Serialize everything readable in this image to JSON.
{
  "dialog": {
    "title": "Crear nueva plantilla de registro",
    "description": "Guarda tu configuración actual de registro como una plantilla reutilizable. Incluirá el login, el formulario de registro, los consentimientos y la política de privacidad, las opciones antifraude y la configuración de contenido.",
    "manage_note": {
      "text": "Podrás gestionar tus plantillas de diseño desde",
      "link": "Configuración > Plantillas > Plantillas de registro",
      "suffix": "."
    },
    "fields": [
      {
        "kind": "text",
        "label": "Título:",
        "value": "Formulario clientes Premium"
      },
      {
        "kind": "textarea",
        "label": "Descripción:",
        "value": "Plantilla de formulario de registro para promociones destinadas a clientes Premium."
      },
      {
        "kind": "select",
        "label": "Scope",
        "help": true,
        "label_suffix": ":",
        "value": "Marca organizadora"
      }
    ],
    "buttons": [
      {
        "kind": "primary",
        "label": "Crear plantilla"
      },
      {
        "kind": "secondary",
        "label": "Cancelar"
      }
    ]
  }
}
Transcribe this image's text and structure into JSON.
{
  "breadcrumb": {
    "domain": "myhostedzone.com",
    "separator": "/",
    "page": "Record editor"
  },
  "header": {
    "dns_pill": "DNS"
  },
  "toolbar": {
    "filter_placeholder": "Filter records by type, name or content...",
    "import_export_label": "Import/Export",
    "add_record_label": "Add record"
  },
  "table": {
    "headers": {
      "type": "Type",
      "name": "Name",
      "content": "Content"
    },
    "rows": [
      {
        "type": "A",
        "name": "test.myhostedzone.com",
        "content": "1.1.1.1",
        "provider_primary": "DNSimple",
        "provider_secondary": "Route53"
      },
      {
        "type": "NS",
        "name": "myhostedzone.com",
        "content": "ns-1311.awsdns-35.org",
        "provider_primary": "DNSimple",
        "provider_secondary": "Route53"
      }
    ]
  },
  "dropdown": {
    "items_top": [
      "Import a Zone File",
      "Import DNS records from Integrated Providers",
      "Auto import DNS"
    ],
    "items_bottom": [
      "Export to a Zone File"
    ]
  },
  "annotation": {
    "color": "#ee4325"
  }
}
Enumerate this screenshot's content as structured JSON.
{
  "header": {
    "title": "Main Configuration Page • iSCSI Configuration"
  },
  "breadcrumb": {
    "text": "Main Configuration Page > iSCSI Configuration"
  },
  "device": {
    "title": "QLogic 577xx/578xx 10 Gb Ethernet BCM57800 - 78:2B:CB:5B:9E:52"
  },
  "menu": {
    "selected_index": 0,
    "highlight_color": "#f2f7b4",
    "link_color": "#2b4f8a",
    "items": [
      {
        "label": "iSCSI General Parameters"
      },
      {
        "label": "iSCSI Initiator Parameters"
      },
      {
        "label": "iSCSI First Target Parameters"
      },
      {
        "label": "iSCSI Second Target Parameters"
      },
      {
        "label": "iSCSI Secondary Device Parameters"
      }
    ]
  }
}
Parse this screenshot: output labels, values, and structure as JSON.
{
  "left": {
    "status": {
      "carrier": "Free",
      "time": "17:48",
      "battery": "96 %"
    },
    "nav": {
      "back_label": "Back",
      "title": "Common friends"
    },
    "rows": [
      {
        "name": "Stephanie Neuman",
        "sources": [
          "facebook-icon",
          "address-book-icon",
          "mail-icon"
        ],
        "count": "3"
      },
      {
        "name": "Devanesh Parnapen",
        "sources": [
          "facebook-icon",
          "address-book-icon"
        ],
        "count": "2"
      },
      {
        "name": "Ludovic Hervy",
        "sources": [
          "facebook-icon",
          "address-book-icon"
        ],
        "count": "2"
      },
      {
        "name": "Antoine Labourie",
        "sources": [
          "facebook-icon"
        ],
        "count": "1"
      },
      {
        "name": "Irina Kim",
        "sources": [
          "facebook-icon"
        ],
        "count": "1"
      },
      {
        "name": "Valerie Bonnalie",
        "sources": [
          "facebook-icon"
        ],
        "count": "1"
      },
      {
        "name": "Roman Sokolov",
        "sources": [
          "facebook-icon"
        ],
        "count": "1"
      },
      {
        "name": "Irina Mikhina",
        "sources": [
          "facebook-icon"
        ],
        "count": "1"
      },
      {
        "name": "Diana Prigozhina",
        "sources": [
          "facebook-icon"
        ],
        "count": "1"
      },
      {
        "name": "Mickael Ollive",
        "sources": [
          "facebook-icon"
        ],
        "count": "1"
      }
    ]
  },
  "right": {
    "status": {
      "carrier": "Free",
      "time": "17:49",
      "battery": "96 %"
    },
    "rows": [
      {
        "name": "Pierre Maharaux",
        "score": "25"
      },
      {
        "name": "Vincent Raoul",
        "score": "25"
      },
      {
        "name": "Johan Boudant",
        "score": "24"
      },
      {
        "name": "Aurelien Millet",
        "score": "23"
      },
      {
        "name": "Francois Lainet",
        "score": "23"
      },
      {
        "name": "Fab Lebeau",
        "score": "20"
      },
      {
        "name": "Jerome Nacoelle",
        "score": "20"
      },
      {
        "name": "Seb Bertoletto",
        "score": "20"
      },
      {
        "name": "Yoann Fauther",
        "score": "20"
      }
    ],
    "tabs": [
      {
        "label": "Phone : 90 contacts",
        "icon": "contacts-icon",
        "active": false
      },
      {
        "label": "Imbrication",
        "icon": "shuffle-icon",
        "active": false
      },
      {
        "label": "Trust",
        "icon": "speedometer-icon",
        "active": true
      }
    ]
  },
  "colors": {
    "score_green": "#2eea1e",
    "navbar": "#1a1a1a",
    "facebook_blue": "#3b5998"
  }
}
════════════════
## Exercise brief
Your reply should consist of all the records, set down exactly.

## Solution for this problem
Serialize everything readable in this image to JSON.
{
  "dialog": {
    "title": "Crear nueva plantilla de registro",
    "description": "Guarda tu configuración actual de registro como una plantilla reutilizable. Incluirá el login, el formulario de registro, los consentimientos y la política de privacidad, las opciones antifraude y la configuración de contenido.",
    "manage_note": {
      "text": "Podrás gestionar tus plantillas de diseño desde",
      "link": "Configuración > Plantillas > Plantillas de registro",
      "suffix": "."
    },
    "fields": [
      {
        "kind": "text",
        "label": "Título:",
        "value": "Formulario clientes Premium"
      },
      {
        "kind": "textarea",
        "label": "Descripción:",
        "value": "Plantilla de formulario de registro para promociones destinadas a clientes Premium."
      },
      {
        "kind": "select",
        "label": "Scope",
        "help": true,
        "label_suffix": ":",
        "value": "Marca organizadora"
      }
    ],
    "buttons": [
      {
        "kind": "primary",
        "label": "Crear plantilla"
      },
      {
        "kind": "secondary",
        "label": "Cancelar"
      }
    ]
  }
}
Transcribe this image's text and structure into JSON.
{
  "breadcrumb": {
    "domain": "myhostedzone.com",
    "separator": "/",
    "page": "Record editor"
  },
  "header": {
    "dns_pill": "DNS"
  },
  "toolbar": {
    "filter_placeholder": "Filter records by type, name or content...",
    "import_export_label": "Import/Export",
    "add_record_label": "Add record"
  },
  "table": {
    "headers": {
      "type": "Type",
      "name": "Name",
      "content": "Content"
    },
    "rows": [
      {
        "type": "A",
        "name": "test.myhostedzone.com",
        "content": "1.1.1.1",
        "provider_primary": "DNSimple",
        "provider_secondary": "Route53"
      },
      {
        "type": "NS",
        "name": "myhostedzone.com",
        "content": "ns-1311.awsdns-35.org",
        "provider_primary": "DNSimple",
        "provider_secondary": "Route53"
      }
    ]
  },
  "dropdown": {
    "items_top": [
      "Import a Zone File",
      "Import DNS records from Integrated Providers",
      "Auto import DNS"
    ],
    "items_bottom": [
      "Export to a Zone File"
    ]
  },
  "annotation": {
    "color": "#ee4325"
  }
}
Enumerate this screenshot's content as structured JSON.
{
  "header": {
    "title": "Main Configuration Page • iSCSI Configuration"
  },
  "breadcrumb": {
    "text": "Main Configuration Page > iSCSI Configuration"
  },
  "device": {
    "title": "QLogic 577xx/578xx 10 Gb Ethernet BCM57800 - 78:2B:CB:5B:9E:52"
  },
  "menu": {
    "selected_index": 0,
    "highlight_color": "#f2f7b4",
    "link_color": "#2b4f8a",
    "items": [
      {
        "label": "iSCSI General Parameters"
      },
      {
        "label": "iSCSI Initiator Parameters"
      },
      {
        "label": "iSCSI First Target Parameters"
      },
      {
        "label": "iSCSI Second Target Parameters"
      },
      {
        "label": "iSCSI Secondary Device Parameters"
      }
    ]
  }
}
Parse this screenshot: output labels, values, and structure as JSON.
{
  "left": {
    "status": {
      "carrier": "Free",
      "time": "17:48",
      "battery": "96 %"
    },
    "nav": {
      "back_label": "Back",
      "title": "Common friends"
    },
    "rows": [
      {
        "name": "Stephanie Neuman",
        "sources": [
          "facebook-icon",
          "address-book-icon",
          "mail-icon"
        ],
        "count": "3"
      },
      {
        "name": "Devanesh Parnapen",
        "sources": [
          "facebook-icon",
          "address-book-icon"
        ],
        "count": "2"
      },
      {
        "name": "Ludovic Hervy",
        "sources": [
          "facebook-icon",
          "address-book-icon"
        ],
        "count": "2"
      },
      {
        "name": "Antoine Labourie",
        "sources": [
          "facebook-icon"
        ],
        "count": "1"
      },
      {
        "name": "Irina Kim",
        "sources": [
          "facebook-icon"
        ],
        "count": "1"
      },
      {
        "name": "Valerie Bonnalie",
        "sources": [
          "facebook-icon"
        ],
        "count": "1"
      },
      {
        "name": "Roman Sokolov",
        "sources": [
          "facebook-icon"
        ],
        "count": "1"
      },
      {
        "name": "Irina Mikhina",
        "sources": [
          "facebook-icon"
        ],
        "count": "1"
      },
      {
        "name": "Diana Prigozhina",
        "sources": [
          "facebook-icon"
        ],
        "count": "1"
      },
      {
        "name": "Mickael Ollive",
        "sources": [
          "facebook-icon"
        ],
        "count": "1"
      }
    ]
  },
  "right": {
    "status": {
      "carrier": "Free",
      "time": "17:49",
      "battery": "96 %"
    },
    "rows": [
      {
        "name": "Pierre Maharaux",
        "score": "25"
      },
      {
        "name": "Vincent Raoul",
        "score": "25"
      },
      {
        "name": "Johan Boudant",
        "score": "24"
      },
      {
        "name": "Aurelien Millet",
        "score": "23"
      },
      {
        "name": "Francois Lainet",
        "score": "23"
      },
      {
        "name": "Fab Lebeau",
        "score": "20"
      },
      {
        "name": "Jerome Nacoelle",
        "score": "20"
      },
      {
        "name": "Seb Bertoletto",
        "score": "20"
      },
      {
        "name": "Yoann Fauther",
        "score": "20"
      }
    ],
    "tabs": [
      {
        "label": "Phone : 90 contacts",
        "icon": "contacts-icon",
        "active": false
      },
      {
        "label": "Imbrication",
        "icon": "shuffle-icon",
        "active": false
      },
      {
        "label": "Trust",
        "icon": "speedometer-icon",
        "active": true
      }
    ]
  },
  "colors": {
    "score_green": "#2eea1e",
    "navbar": "#1a1a1a",
    "facebook_blue": "#3b5998"
  }
}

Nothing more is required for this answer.